1:07 a.m. ET, April 20, 2022

Russian-backed separatist leader says he will support "appeal" of district to join breakaway region

From CNN's Paul P. Murphy

Denis Pushilin arrives to deliver a press conference in Donetsk, on April 11.
Denis Pushilin arrives to deliver a press conference in Donetsk, on April 11. (Alexander Nemenov/AFP/Getty Images)

A Russian-backed separatist leader said that the so-called Donetsk People's Republic would support a Russian-occupied district in Ukraine's Zaporizhzhia region after it purportedly made what he called “an appeal" to secede from Ukraine and join the breakaway republic.

Separatist leader Denis Pushilin made his comments to Russian state media outlet Russia-24 on Tuesday, saying that the separatist republic would not immediately accept the district into its "administrative border," but instead would resolve that question at a later date. 

Video published by a Russian journalist on Tuesday claimed that the Rozovsky district, which is located just 30 miles (48 kilometers) northwest of Mariupol, held a vote on Tuesday in favor of seceding from Ukraine to join Pushilin's Russia-backed separatist region. 

CNN is not airing the video because it could not verify its authenticity, that it was taken in the Rozovsky district, that the individuals were actually Ukrainian citizens, or that they were not pressured into voting in favor of the measure. 

Some context: This is the first time during the war that a Russian-occupied area of Ukraine has purportedly tried to secede from the country, and it could end up being the first attempt by the Russians and Russian-backed separatists to annex additional Ukrainian territory.

However, it's not the first time during the war that an area of Ukraine has had its political status changed significantly while under Russian occupation.

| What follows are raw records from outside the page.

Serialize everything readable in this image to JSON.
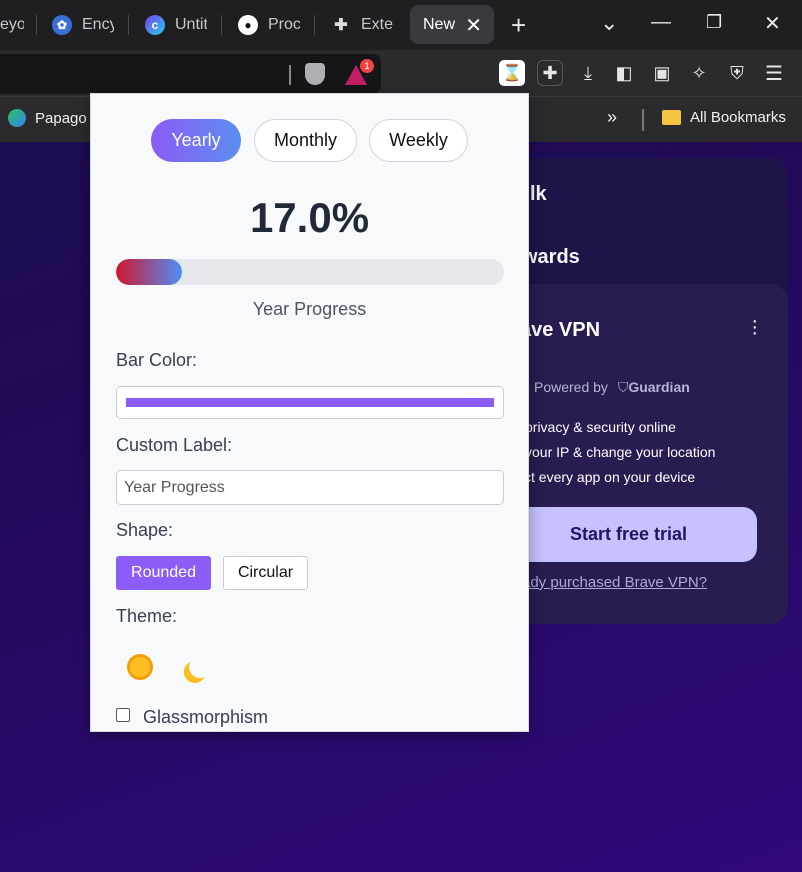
{
  "tabs": [
    {
      "label": "eyo"
    },
    {
      "label": "Ency"
    },
    {
      "label": "Untit"
    },
    {
      "label": "Proc"
    },
    {
      "label": "Exter"
    }
  ],
  "active_tab": {
    "label": "New",
    "close": "✕"
  },
  "window": {
    "new_tab": "+",
    "dropdown": "⌄",
    "minimize": "—",
    "restore": "❐",
    "close": "✕"
  },
  "toolbar": {
    "notification_count": "1"
  },
  "bookmarks": {
    "papago": "Papago",
    "overflow": "»",
    "all": "All Bookmarks"
  },
  "newtab": {
    "row1": "lk",
    "row2": "wards",
    "vpn_title": "ave VPN",
    "vpn_powered": "Powered by",
    "vpn_guardian": "Guardian",
    "features": [
      "privacy & security online",
      "your IP & change your location",
      "ct every app on your device"
    ],
    "cta": "Start free trial",
    "link": "ady purchased Brave VPN?"
  },
  "popup": {
    "periods": [
      "Yearly",
      "Monthly",
      "Weekly"
    ],
    "active_period": "Yearly",
    "percent_text": "17.0%",
    "progress": 0.17,
    "progress_label": "Year Progress",
    "bar_color_label": "Bar Color:",
    "bar_color": "#8b5cf6",
    "custom_label_label": "Custom Label:",
    "custom_label_value": "Year Progress",
    "shape_label": "Shape:",
    "shapes": [
      "Rounded",
      "Circular"
    ],
    "active_shape": "Rounded",
    "theme_label": "Theme:",
    "glass_label": "Glassmorphism",
    "glass_checked": false
  }
}
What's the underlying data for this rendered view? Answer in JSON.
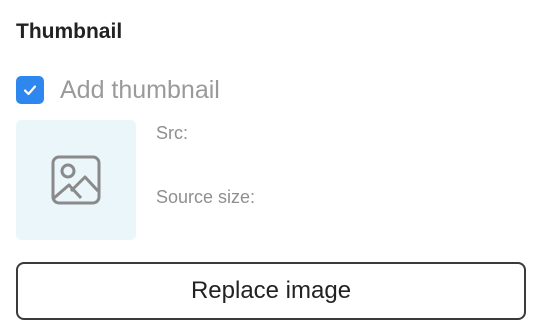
{
  "section": {
    "title": "Thumbnail"
  },
  "checkbox": {
    "label": "Add thumbnail",
    "checked": true,
    "color": "#2d87ee"
  },
  "thumbnail": {
    "icon": "image-placeholder-icon",
    "background": "#eaf6fa"
  },
  "meta": {
    "src_label": "Src:",
    "size_label": "Source size:"
  },
  "actions": {
    "replace_label": "Replace image"
  }
}
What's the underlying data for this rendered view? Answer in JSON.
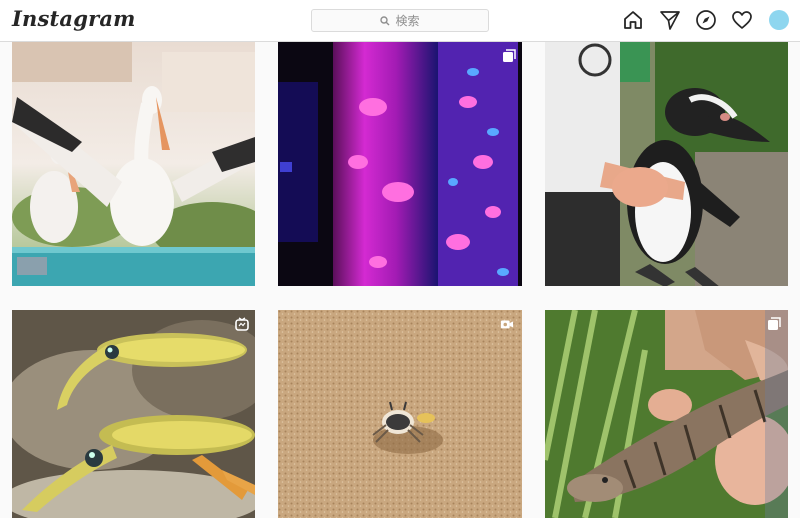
{
  "app": {
    "logo_text": "Instagram"
  },
  "search": {
    "placeholder": "検索"
  },
  "nav": {
    "icons": [
      "home-icon",
      "direct-icon",
      "explore-icon",
      "activity-icon",
      "profile-avatar"
    ]
  },
  "colors": {
    "avatar": "#8ed6ef",
    "accent": "#262626"
  },
  "posts": [
    {
      "subject": "pelicans",
      "badge": "none"
    },
    {
      "subject": "jellyfish",
      "badge": "carousel-icon"
    },
    {
      "subject": "penguin",
      "badge": "none"
    },
    {
      "subject": "squid",
      "badge": "igtv-icon"
    },
    {
      "subject": "crab",
      "badge": "video-icon"
    },
    {
      "subject": "lizard",
      "badge": "carousel-icon"
    }
  ]
}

Shortly after Melitopol fell to Russian control in early March, the city's mayor was detained by armed men and a new pro-Russian mayor was installed. The unelected mayor has since instituted a number of pro-Russian moves, including mandating the broadcasting of Russian news outlets.

City workers and Russian troops also staged a propaganda stunt in which they took down the Ukrainian flag, signed it, and claimed they were sending it to Ukrainian President Volodymyr Zelensky.

12:42 a.m. ET, April 20, 2022

Analysis: Signs point to more economic turbulence in US as the war in Ukraine intensifies

Analysis from CNN's Maeve Reston

President Joe Biden's visit to the critical swing state of New Hampshire to sell his domestic agenda was overshadowed by new economic warning signs of how Russia's invasion of Ukraine is creating greater uncertainty and volatility in the world economy, compounding the obstacles the President and his party are facing in November.

This time last year, Democratic strategists had hoped Biden and his Democratic colleagues in Congress would be out on the campaign trail this spring pointing to America's roaring comeback after the dark days of the Covid-19 pandemic.

Instead, Biden and many vulnerable Democrats are gingerly trying to maneuver around inflation that is at a 40-year high, the threat that new Covid-19 variants could derail the recovery — amid fresh confusion over masking — and the ripple effects of a war in Ukraine that some western officials now believe may stretch until the end of the year.

Read the full analysis: